If a record holds a picture, leave the picture out; return everything else exactly.

INFORMATION GIVEN
===
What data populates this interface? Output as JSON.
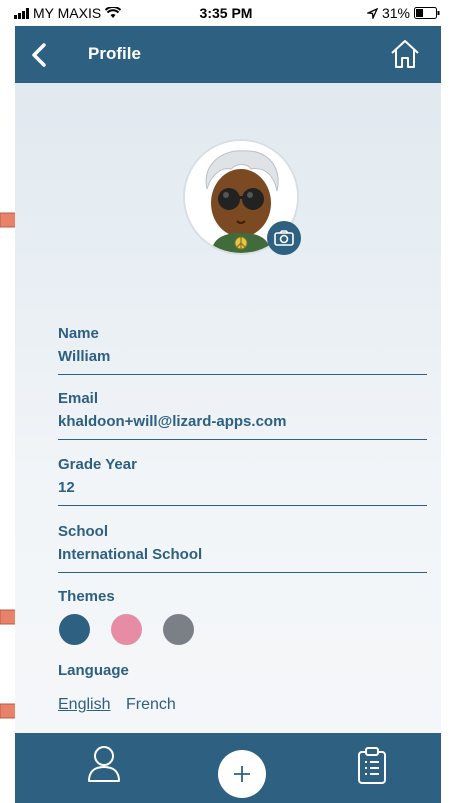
{
  "status_bar": {
    "carrier": "MY MAXIS",
    "time": "3:35 PM",
    "battery": "31%"
  },
  "navbar": {
    "title": "Profile"
  },
  "profile": {
    "name_label": "Name",
    "name_value": "William",
    "email_label": "Email",
    "email_value": "khaldoon+will@lizard-apps.com",
    "grade_label": "Grade Year",
    "grade_value": "12",
    "school_label": "School",
    "school_value": "International School"
  },
  "themes": {
    "label": "Themes",
    "colors": [
      "#2e6082",
      "#e68ca5",
      "#7b8087"
    ]
  },
  "language": {
    "label": "Language",
    "options": [
      "English",
      "French"
    ],
    "selected": "English"
  },
  "icons": {
    "back": "chevron-left-icon",
    "home": "home-icon",
    "camera": "camera-icon",
    "profile_tab": "user-icon",
    "add": "plus-icon",
    "list_tab": "clipboard-icon"
  },
  "colors": {
    "brand": "#2e6082",
    "arrow": "#e8836a"
  }
}
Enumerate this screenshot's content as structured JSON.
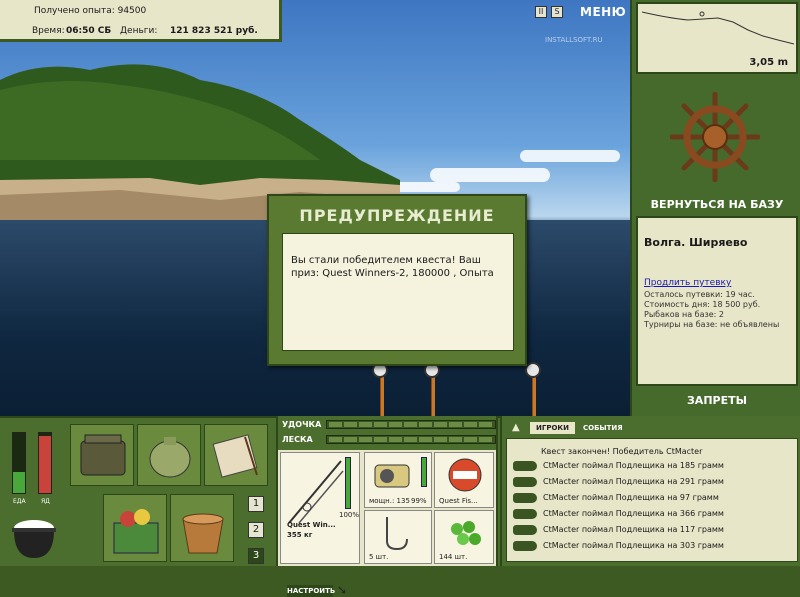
{
  "top": {
    "exp_label": "Получено опыта: 94500",
    "time_label": "Время:",
    "time_value": "06:50 СБ",
    "money_label": "Деньги:",
    "money_value": "121 823 521 руб.",
    "pause_icon": "II",
    "settings_icon": "S",
    "menu": "МЕНЮ",
    "watermark": "INSTALLSOFT.RU"
  },
  "depth": {
    "value": "3,05 m"
  },
  "right": {
    "return_base": "ВЕРНУТЬСЯ НА БАЗУ",
    "base_name": "Волга. Ширяево",
    "buy_permit": "Продлить путевку",
    "lines": [
      "Осталось путевки: 19 час.",
      "Стоимость дня: 18 500 руб.",
      "Рыбаков на базе: 2",
      "Турниры на базе: не объявлены"
    ],
    "bans": "ЗАПРЕТЫ"
  },
  "dialog": {
    "title": "ПРЕДУПРЕЖДЕНИЕ",
    "message": "Вы стали победителем квеста! Ваш приз: Quest Winners-2, 180000 , Опыта"
  },
  "gauges": {
    "food_label": "ЕДА",
    "poison_label": "ЯД",
    "food_level": 0.35,
    "poison_level": 0.95
  },
  "number_buttons": [
    "1",
    "2",
    "3"
  ],
  "tackle": {
    "rod_label": "УДОЧКА",
    "line_label": "ЛЕСКА",
    "rod_name": "Quest Win...",
    "rod_weight": "355 кг",
    "rod_percent": "100%",
    "reel_power": "мощн.: 135",
    "reel_percent": "99%",
    "bait_name": "Quest Fis...",
    "hook_count": "5 шт.",
    "bait_count": "144 шт.",
    "setup_button": "НАСТРОИТЬ"
  },
  "events": {
    "tab_players": "ИГРОКИ",
    "tab_events": "СОБЫТИЯ",
    "header": "Квест закончен! Победитель CtMacter",
    "rows": [
      "CtMacter поймал Подлещика на 185 грамм",
      "CtMacter поймал Подлещика на 291 грамм",
      "CtMacter поймал Подлещика на 97 грамм",
      "CtMacter поймал Подлещика на 366 грамм",
      "CtMacter поймал Подлещика на 117 грамм",
      "CtMacter поймал Подлещика на 303 грамм"
    ]
  },
  "colors": {
    "panel_green": "#4b6d2e",
    "cream": "#e8e6c8",
    "rod_orange": "#c9782a"
  }
}
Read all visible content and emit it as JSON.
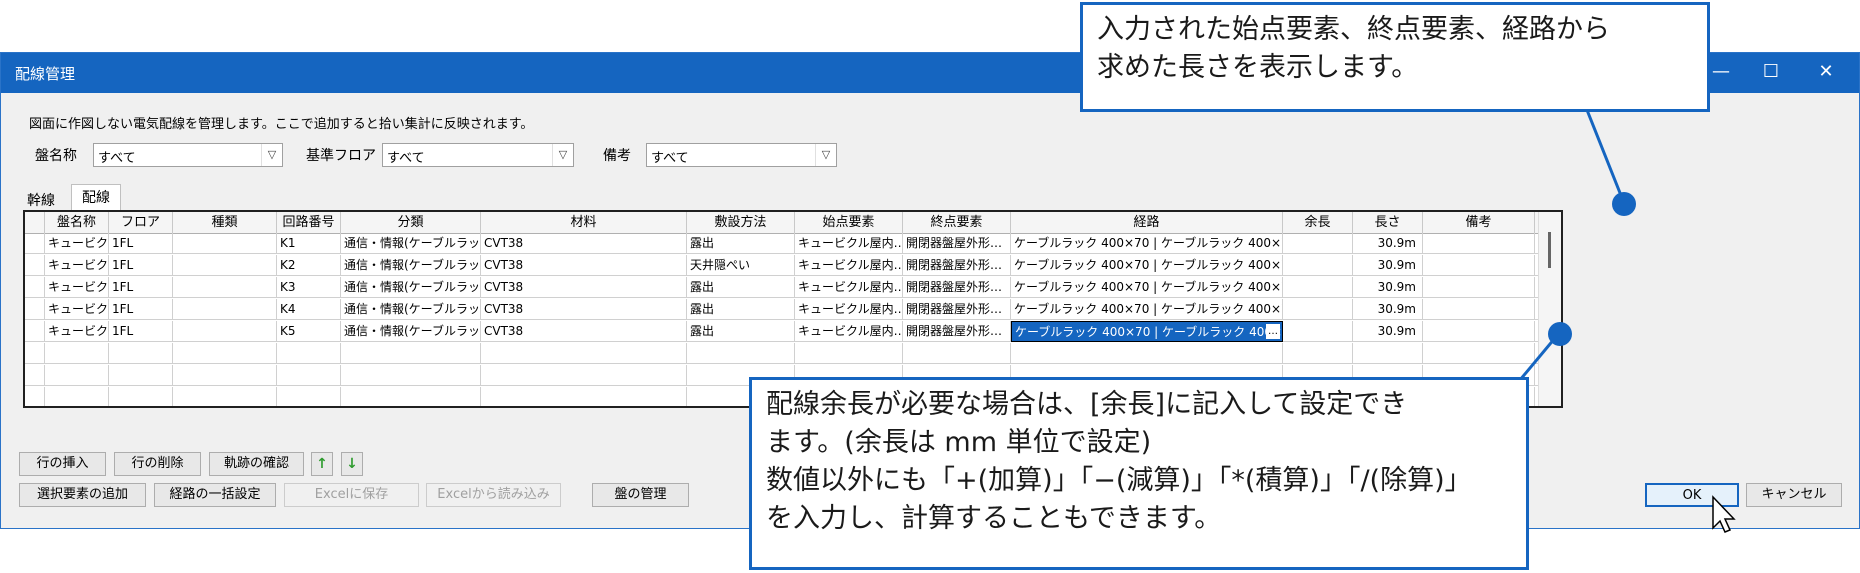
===
TASK OUTPUT
What data populates this interface? Output as JSON.
{
  "status_bar": {
    "carrier": "MY MAXIS",
    "time": "3:35 PM",
    "battery": "31%"
  },
  "navbar": {
    "title": "Profile"
  },
  "profile": {
    "name_label": "Name",
    "name_value": "William",
    "email_label": "Email",
    "email_value": "khaldoon+will@lizard-apps.com",
    "grade_label": "Grade Year",
    "grade_value": "12",
    "school_label": "School",
    "school_value": "International School"
  },
  "themes": {
    "label": "Themes",
    "colors": [
      "#2e6082",
      "#e68ca5",
      "#7b8087"
    ]
  },
  "language": {
    "label": "Language",
    "options": [
      "English",
      "French"
    ],
    "selected": "English"
  },
  "icons": {
    "back": "chevron-left-icon",
    "home": "home-icon",
    "camera": "camera-icon",
    "profile_tab": "user-icon",
    "add": "plus-icon",
    "list_tab": "clipboard-icon"
  },
  "colors": {
    "brand": "#2e6082",
    "arrow": "#e8836a"
  }
}
Enumerate this screenshot's content as structured JSON.
{
  "top": {
    "exp_label": "Получено опыта: 94500",
    "time_label": "Время:",
    "time_value": "06:50 СБ",
    "money_label": "Деньги:",
    "money_value": "121 823 521 руб.",
    "pause_icon": "II",
    "settings_icon": "S",
    "menu": "МЕНЮ",
    "watermark": "INSTALLSOFT.RU"
  },
  "depth": {
    "value": "3,05 m"
  },
  "right": {
    "return_base": "ВЕРНУТЬСЯ НА БАЗУ",
    "base_name": "Волга. Ширяево",
    "buy_permit": "Продлить путевку",
    "lines": [
      "Осталось путевки: 19 час.",
      "Стоимость дня: 18 500 руб.",
      "Рыбаков на базе: 2",
      "Турниры на базе: не объявлены"
    ],
    "bans": "ЗАПРЕТЫ"
  },
  "dialog": {
    "title": "ПРЕДУПРЕЖДЕНИЕ",
    "message": "Вы стали победителем квеста! Ваш приз: Quest Winners-2, 180000 , Опыта"
  },
  "gauges": {
    "food_label": "ЕДА",
    "poison_label": "ЯД",
    "food_level": 0.35,
    "poison_level": 0.95
  },
  "number_buttons": [
    "1",
    "2",
    "3"
  ],
  "tackle": {
    "rod_label": "УДОЧКА",
    "line_label": "ЛЕСКА",
    "rod_name": "Quest Win...",
    "rod_weight": "355 кг",
    "rod_percent": "100%",
    "reel_power": "мощн.: 135",
    "reel_percent": "99%",
    "bait_name": "Quest Fis...",
    "hook_count": "5 шт.",
    "bait_count": "144 шт.",
    "setup_button": "НАСТРОИТЬ"
  },
  "events": {
    "tab_players": "ИГРОКИ",
    "tab_events": "СОБЫТИЯ",
    "header": "Квест закончен! Победитель CtMacter",
    "rows": [
      "CtMacter поймал Подлещика на 185 грамм",
      "CtMacter поймал Подлещика на 291 грамм",
      "CtMacter поймал Подлещика на 97 грамм",
      "CtMacter поймал Подлещика на 366 грамм",
      "CtMacter поймал Подлещика на 117 грамм",
      "CtMacter поймал Подлещика на 303 грамм"
    ]
  },
  "colors": {
    "panel_green": "#4b6d2e",
    "cream": "#e8e6c8",
    "rod_orange": "#c9782a"
  }
}
Read all visible content and emit it as JSON.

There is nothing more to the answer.